Mythemes are units of narrative features we can use to compare different myths from around the world. The concept was devised in the 1950s by Claude Lévi-Strauss who wanted a more scientific approach to analysing tribal stories and folklore. By breaking down myths into their characters, actions and themes, Strauss hoped he could quantify culturally important meanings and celebrate our rich diversity of thinking.
Why Study Myths?
Lévi-Strauss believed anthropologists were too quick to dismiss myths as “idle play” or a “coarse kind of speculation” because he recognised the stories expressed “fundamental feelings common to the whole of mankind”, offered some sort of “explanations for phenomena” science had yet to explain, and reflected complex “social structure and social relations”.
He was also fascinated by the “astounding similarity between myths collected in widely different regions”. Could closer scrutiny of myths help develop our understanding of the world and reveal something about mankind?
Lévi-Strauss needed a way to compare and contrast myths. He needed a method.
Mytheme and Semiotics
After splitting signs into two parts, the signifier and signified, Ferdinand de Saussure established the principle of an arbitrary relationship between signs and their meaning. For instance, there is no reason whatsoever the combination of sounds which form the word “water” should refer to its equivalent in the real world. Lévi-Strauss applied a similar approach to analysing myths.
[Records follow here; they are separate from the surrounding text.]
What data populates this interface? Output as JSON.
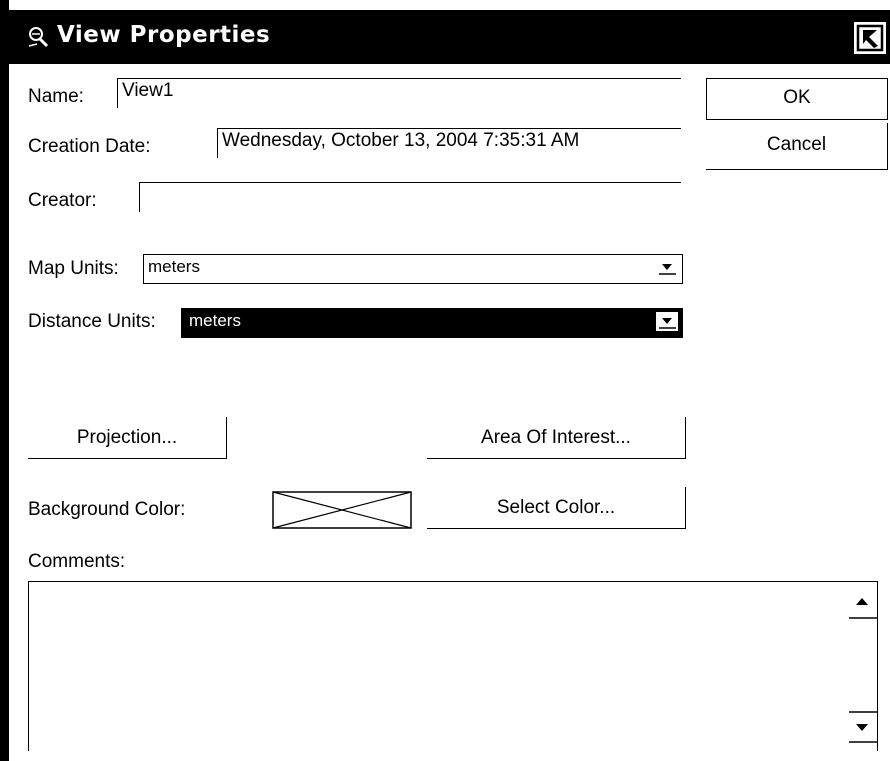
{
  "window": {
    "title": "View Properties",
    "title_icon": "magnifier-icon",
    "close_icon": "close-icon"
  },
  "fields": {
    "name_label": "Name:",
    "name_value": "View1",
    "creation_date_label": "Creation Date:",
    "creation_date_value": "Wednesday, October 13, 2004 7:35:31 AM",
    "creator_label": "Creator:",
    "creator_value": ""
  },
  "units": {
    "map_units_label": "Map Units:",
    "map_units_value": "meters",
    "distance_units_label": "Distance Units:",
    "distance_units_value": "meters"
  },
  "buttons": {
    "ok": "OK",
    "cancel": "Cancel",
    "projection": "Projection...",
    "area_of_interest": "Area Of Interest...",
    "select_color": "Select Color..."
  },
  "background": {
    "label": "Background Color:",
    "swatch": "none"
  },
  "comments": {
    "label": "Comments:",
    "value": ""
  }
}
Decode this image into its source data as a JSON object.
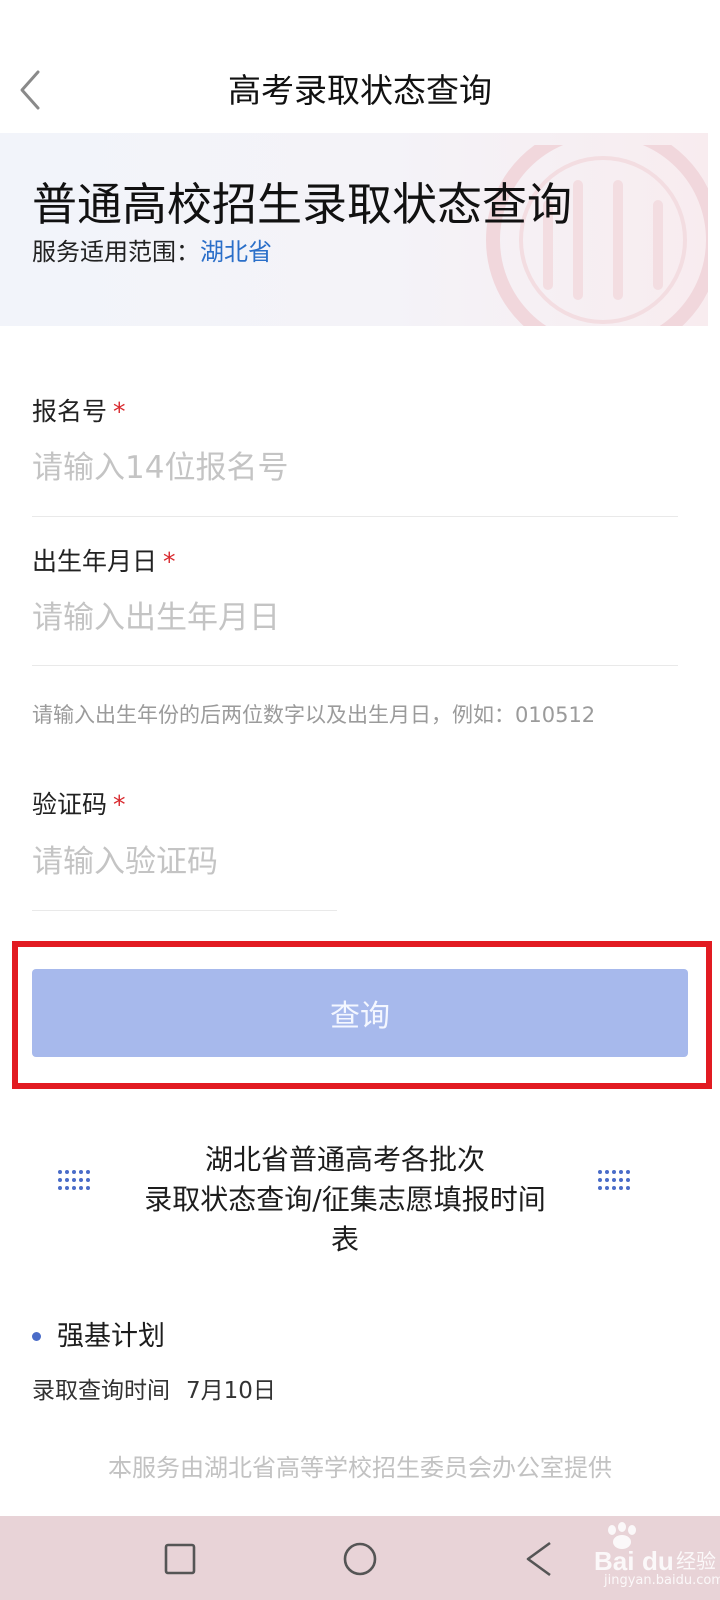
{
  "header": {
    "title": "高考录取状态查询"
  },
  "banner": {
    "title": "普通高校招生录取状态查询",
    "scope_label": "服务适用范围：",
    "scope_value": "湖北省"
  },
  "form": {
    "required_mark": "*",
    "registration_number": {
      "label": "报名号",
      "placeholder": "请输入14位报名号"
    },
    "birth_date": {
      "label": "出生年月日",
      "placeholder": "请输入出生年月日",
      "hint": "请输入出生年份的后两位数字以及出生月日，例如：010512"
    },
    "captcha": {
      "label": "验证码",
      "placeholder": "请输入验证码"
    },
    "submit_label": "查询"
  },
  "schedule": {
    "title_lines": [
      "湖北省普通高考各批次",
      "录取状态查询/征集志愿填报时间",
      "表"
    ],
    "items": [
      {
        "name": "强基计划",
        "time_label": "录取查询时间",
        "time_value": "7月10日"
      }
    ]
  },
  "footer": {
    "text": "本服务由湖北省高等学校招生委员会办公室提供"
  },
  "watermark": {
    "logo_text": "Bai du 经验",
    "url_text": "jingyan.baidu.com"
  },
  "system_nav": {
    "buttons": [
      "recent-apps",
      "home",
      "back"
    ]
  },
  "colors": {
    "accent_link": "#2a6fc9",
    "required": "#d8282d",
    "button_bg": "#a7b9ec",
    "highlight_border": "#e21b22",
    "system_bar": "#e8d3d7"
  }
}
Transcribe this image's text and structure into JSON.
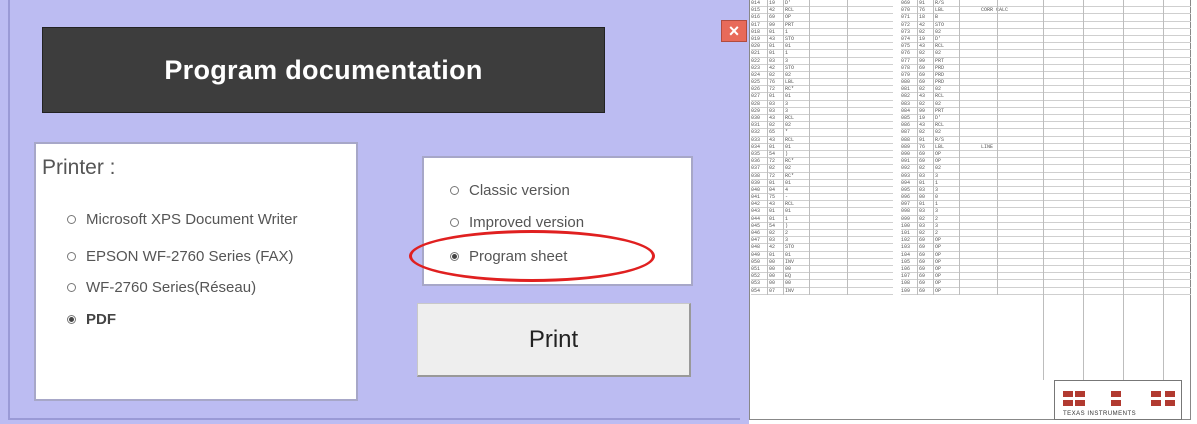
{
  "dialog": {
    "title": "Program documentation",
    "close_glyph": "×",
    "printer_label": "Printer :",
    "printers": [
      {
        "label": "Microsoft XPS Document Writer",
        "selected": false
      },
      {
        "label": "EPSON WF-2760 Series (FAX)",
        "selected": false
      },
      {
        "label": "WF-2760 Series(Réseau)",
        "selected": false
      },
      {
        "label": "PDF",
        "selected": true
      }
    ],
    "versions": [
      {
        "label": "Classic version",
        "selected": false
      },
      {
        "label": "Improved version",
        "selected": false
      },
      {
        "label": "Program sheet",
        "selected": true
      }
    ],
    "print_label": "Print"
  },
  "sheet": {
    "footer_brand": "TEXAS INSTRUMENTS",
    "rows_left": [
      [
        "014",
        "19",
        "D'"
      ],
      [
        "015",
        "42",
        "RCL"
      ],
      [
        "016",
        "69",
        "OP"
      ],
      [
        "017",
        "99",
        "PRT"
      ],
      [
        "018",
        "01",
        "1"
      ],
      [
        "019",
        "43",
        "STO"
      ],
      [
        "020",
        "01",
        "01"
      ],
      [
        "021",
        "01",
        "1"
      ],
      [
        "022",
        "03",
        "3"
      ],
      [
        "023",
        "42",
        "STO"
      ],
      [
        "024",
        "02",
        "02"
      ],
      [
        "025",
        "76",
        "LBL"
      ],
      [
        "026",
        "72",
        "RC*"
      ],
      [
        "027",
        "01",
        "01"
      ],
      [
        "028",
        "03",
        "3"
      ],
      [
        "029",
        "03",
        "3"
      ],
      [
        "030",
        "43",
        "RCL"
      ],
      [
        "031",
        "02",
        "02"
      ],
      [
        "032",
        "65",
        "*"
      ],
      [
        "033",
        "43",
        "RCL"
      ],
      [
        "034",
        "01",
        "01"
      ],
      [
        "035",
        "54",
        ")"
      ],
      [
        "036",
        "72",
        "RC*"
      ],
      [
        "037",
        "02",
        "02"
      ],
      [
        "038",
        "72",
        "RC*"
      ],
      [
        "039",
        "01",
        "01"
      ],
      [
        "040",
        "04",
        "4"
      ],
      [
        "041",
        "75",
        "-"
      ],
      [
        "042",
        "43",
        "RCL"
      ],
      [
        "043",
        "01",
        "01"
      ],
      [
        "044",
        "01",
        "1"
      ],
      [
        "045",
        "54",
        ")"
      ],
      [
        "046",
        "02",
        "2"
      ],
      [
        "047",
        "03",
        "3"
      ],
      [
        "048",
        "42",
        "STO"
      ],
      [
        "049",
        "01",
        "01"
      ],
      [
        "050",
        "00",
        "INV"
      ],
      [
        "051",
        "00",
        "00"
      ],
      [
        "052",
        "00",
        "EQ"
      ],
      [
        "053",
        "00",
        "00"
      ],
      [
        "054",
        "07",
        "INV"
      ]
    ],
    "rows_right": [
      [
        "069",
        "91",
        "R/S"
      ],
      [
        "070",
        "76",
        "LBL"
      ],
      [
        "071",
        "18",
        "B"
      ],
      [
        "072",
        "42",
        "STO"
      ],
      [
        "073",
        "02",
        "02"
      ],
      [
        "074",
        "19",
        "D'"
      ],
      [
        "075",
        "43",
        "RCL"
      ],
      [
        "076",
        "02",
        "02"
      ],
      [
        "077",
        "99",
        "PRT"
      ],
      [
        "078",
        "69",
        "PRD"
      ],
      [
        "079",
        "69",
        "PRD"
      ],
      [
        "080",
        "69",
        "PRD"
      ],
      [
        "081",
        "02",
        "02"
      ],
      [
        "082",
        "43",
        "RCL"
      ],
      [
        "083",
        "02",
        "02"
      ],
      [
        "084",
        "99",
        "PRT"
      ],
      [
        "085",
        "19",
        "D'"
      ],
      [
        "086",
        "43",
        "RCL"
      ],
      [
        "087",
        "02",
        "02"
      ],
      [
        "088",
        "91",
        "R/S"
      ],
      [
        "089",
        "76",
        "LBL"
      ],
      [
        "090",
        "69",
        "OP"
      ],
      [
        "091",
        "69",
        "OP"
      ],
      [
        "092",
        "02",
        "02"
      ],
      [
        "093",
        "03",
        "3"
      ],
      [
        "094",
        "01",
        "1"
      ],
      [
        "095",
        "03",
        "3"
      ],
      [
        "096",
        "00",
        "0"
      ],
      [
        "097",
        "01",
        "1"
      ],
      [
        "098",
        "03",
        "3"
      ],
      [
        "099",
        "02",
        "2"
      ],
      [
        "100",
        "03",
        "3"
      ],
      [
        "101",
        "02",
        "2"
      ],
      [
        "102",
        "69",
        "OP"
      ],
      [
        "103",
        "69",
        "OP"
      ],
      [
        "104",
        "69",
        "OP"
      ],
      [
        "105",
        "69",
        "OP"
      ],
      [
        "106",
        "69",
        "OP"
      ],
      [
        "107",
        "69",
        "OP"
      ],
      [
        "108",
        "69",
        "OP"
      ],
      [
        "109",
        "69",
        "OP"
      ]
    ],
    "notes": {
      "0": "",
      "1": "CORR CALC",
      "20": "LINE"
    }
  },
  "colors": {
    "dialog_bg": "#bcbcf2",
    "title_bg": "#3d3d3d",
    "highlight": "#e02020",
    "ti_red": "#b13a30"
  }
}
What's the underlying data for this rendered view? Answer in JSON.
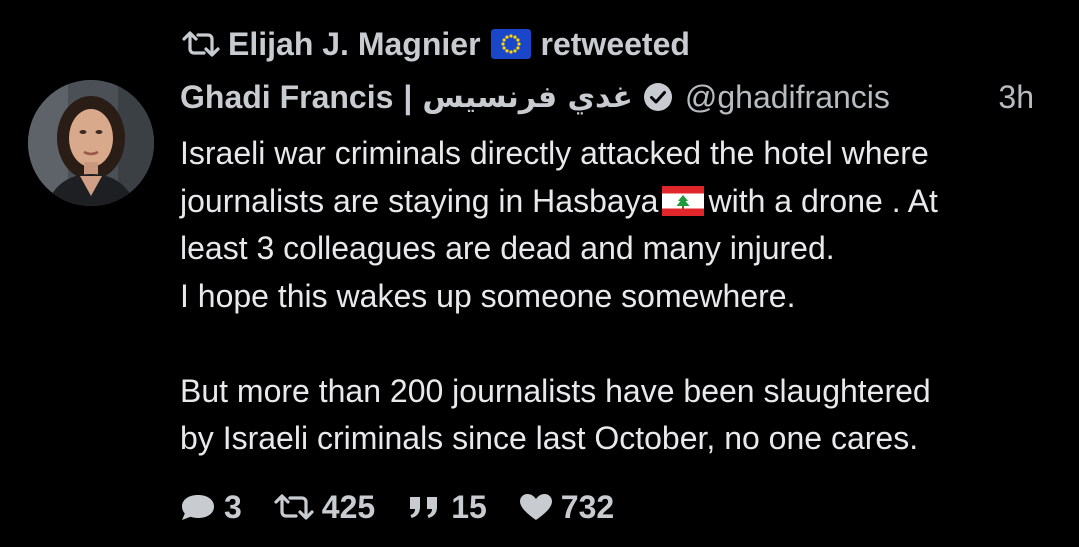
{
  "retweet_header": {
    "retweeter_name": "Elijah J. Magnier",
    "retweeted_label": "retweeted",
    "icon": "retweet-icon",
    "flag": "eu-flag"
  },
  "author": {
    "name": "Ghadi Francis",
    "separator": "|",
    "arabic_name": "غدي فرنسيس",
    "verified_icon": "verified-badge-icon",
    "handle": "@ghadifrancis",
    "timestamp": "3h",
    "avatar": "avatar"
  },
  "body": {
    "line1": "Israeli war criminals directly attacked the hotel where",
    "line2_before_flag": "journalists are staying in Hasbaya",
    "line2_flag": "lebanon-flag",
    "line2_after_flag": "with a drone . At",
    "line3": "least 3 colleagues are dead and many injured.",
    "line4": "I hope this wakes up someone somewhere.",
    "line5": "But more than 200 journalists have been slaughtered",
    "line6": "by Israeli criminals since last October, no one cares."
  },
  "actions": {
    "reply": {
      "icon": "reply-icon",
      "count": "3"
    },
    "retweet": {
      "icon": "retweet-icon",
      "count": "425"
    },
    "quote": {
      "icon": "quote-icon",
      "count": "15"
    },
    "like": {
      "icon": "heart-icon",
      "count": "732"
    }
  },
  "colors": {
    "background": "#000000",
    "text_primary": "#e7e9ea",
    "text_secondary": "#c8ccd0",
    "eu_blue": "#1a47c9",
    "eu_star": "#ffd400",
    "lebanon_red": "#e0262a",
    "lebanon_cedar": "#1f9a3c"
  }
}
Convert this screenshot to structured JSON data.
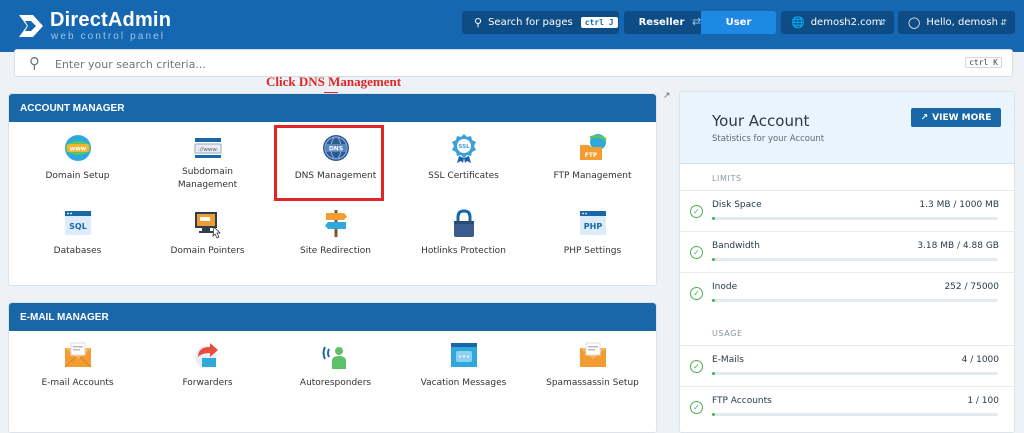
{
  "header": {
    "brand": "DirectAdmin",
    "brand_sub": "web control panel",
    "search_pages_label": "Search for pages",
    "search_pages_kbd": "ctrl J",
    "role_reseller": "Reseller",
    "role_user": "User",
    "domain": "demosh2.com",
    "greeting": "Hello, demosh"
  },
  "search": {
    "placeholder": "Enter your search criteria...",
    "kbd": "ctrl K"
  },
  "annotation": "Click DNS Management",
  "account_manager": {
    "title": "ACCOUNT MANAGER",
    "items": [
      {
        "label": "Domain Setup",
        "icon": "www-globe-icon"
      },
      {
        "label": "Subdomain Management",
        "icon": "subdomain-icon"
      },
      {
        "label": "DNS Management",
        "icon": "dns-icon"
      },
      {
        "label": "SSL Certificates",
        "icon": "ssl-badge-icon"
      },
      {
        "label": "FTP Management",
        "icon": "ftp-folder-icon"
      },
      {
        "label": "Databases",
        "icon": "sql-database-icon"
      },
      {
        "label": "Domain Pointers",
        "icon": "domain-pointer-icon"
      },
      {
        "label": "Site Redirection",
        "icon": "signpost-icon"
      },
      {
        "label": "Hotlinks Protection",
        "icon": "padlock-icon"
      },
      {
        "label": "PHP Settings",
        "icon": "php-icon"
      }
    ]
  },
  "email_manager": {
    "title": "E-MAIL MANAGER",
    "items": [
      {
        "label": "E-mail Accounts",
        "icon": "mail-envelope-icon"
      },
      {
        "label": "Forwarders",
        "icon": "forward-icon"
      },
      {
        "label": "Autoresponders",
        "icon": "autoresponder-icon"
      },
      {
        "label": "Vacation Messages",
        "icon": "vacation-message-icon"
      },
      {
        "label": "Spamassassin Setup",
        "icon": "spam-envelope-icon"
      }
    ]
  },
  "your_account": {
    "title": "Your Account",
    "subtitle": "Statistics for your Account",
    "view_more": "VIEW MORE",
    "limits_title": "LIMITS",
    "usage_title": "USAGE",
    "limits": [
      {
        "name": "Disk Space",
        "value": "1.3 MB / 1000 MB",
        "fraction": 0.0013
      },
      {
        "name": "Bandwidth",
        "value": "3.18 MB / 4.88 GB",
        "fraction": 0.0006
      },
      {
        "name": "Inode",
        "value": "252 / 75000",
        "fraction": 0.0034
      }
    ],
    "usage": [
      {
        "name": "E-Mails",
        "value": "4 / 1000",
        "fraction": 0.004
      },
      {
        "name": "FTP Accounts",
        "value": "1 / 100",
        "fraction": 0.01
      }
    ]
  },
  "colors": {
    "header": "#1567b2",
    "panel_head": "#1a67a8",
    "highlight": "#e02626",
    "ok": "#4caf50"
  }
}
A mytheme consists of the narrative feature and what it signifies.
However, in the same way the Latin “aqua” was perfectly fine for centuries, Lévi-Strauss also realised myths and their individual units were influenced by the culture that produced the story. The physical form of the mytheme might change, but its “properties” will remain.
He also argued we can update and translate myths, but their meanings will be “preserved” because mythemes contain “properties… above the ordinary linguistic level”. That process sounds a lot like Roland Barthes’ second order of signification – myth. But please do not confuse the two terms.
Character, Action and Theme
In order to collect useful data, Lévi-Strauss had to devise his own way of breaking down myths into units of meaning he could use to compare and contrast the narratives. He identified character, action and theme to be their smallest elements.
Lévi-Strauss illustrated this approach by comparing the Greek myths of Cadmus slaying the dragon and Oedipus killing the Sphinx. Both of these monsters are trying to destroy mankind. Although some of the specific details in the stories are different, the signification remains the same – men overcoming the supernatural to save society.
If you are already familiar with Vladimir Propp’s character types and spheres of action, you will appreciate Lévi-Strauss’ method here. You can also see this approach in the way Roland Barthes divided stories into lexias so he could classify the narrative codes.
Once you have identified the various mythemes, you can start arranging them into semantic packets and try to uncover some of the underlying meanings in the myths.
Mythemes and the Media
Although Lévi-Strauss was investigating classical myths and tribal stories, we can use his ideas to find out more about our own culture and society because media texts often reveal our dominant values and beliefs. Since the media has an agenda-setting function and helps to normalise views and attitudes, the study of its output is essential in the fight against inequality and injustice, especially when important ideas are misrepresented and minority groups are reduced to inappropriate stereotypes.
Mythemes and Superheroes
Here is a quick and obvious example of using mythemes to interpret contemporary texts. Batman, Superman and Shazam are different superheroes who use their powers and skills to protect mankind from various forces of evil. Think about their origin stories. Batman’s parents are killed outside the theatre, Superman’s parents remain on Krypton, and Shazam loses his parents to a mysterious accident when they are an archaeological dig.
Each of these narrative actions could be considered a mytheme. What do these semantic echoes reveal about our culture and our understanding of the world?
By the way, Lévi-Strauss identified bloodlines as an important feature in the Cadmus and Oedipus stories.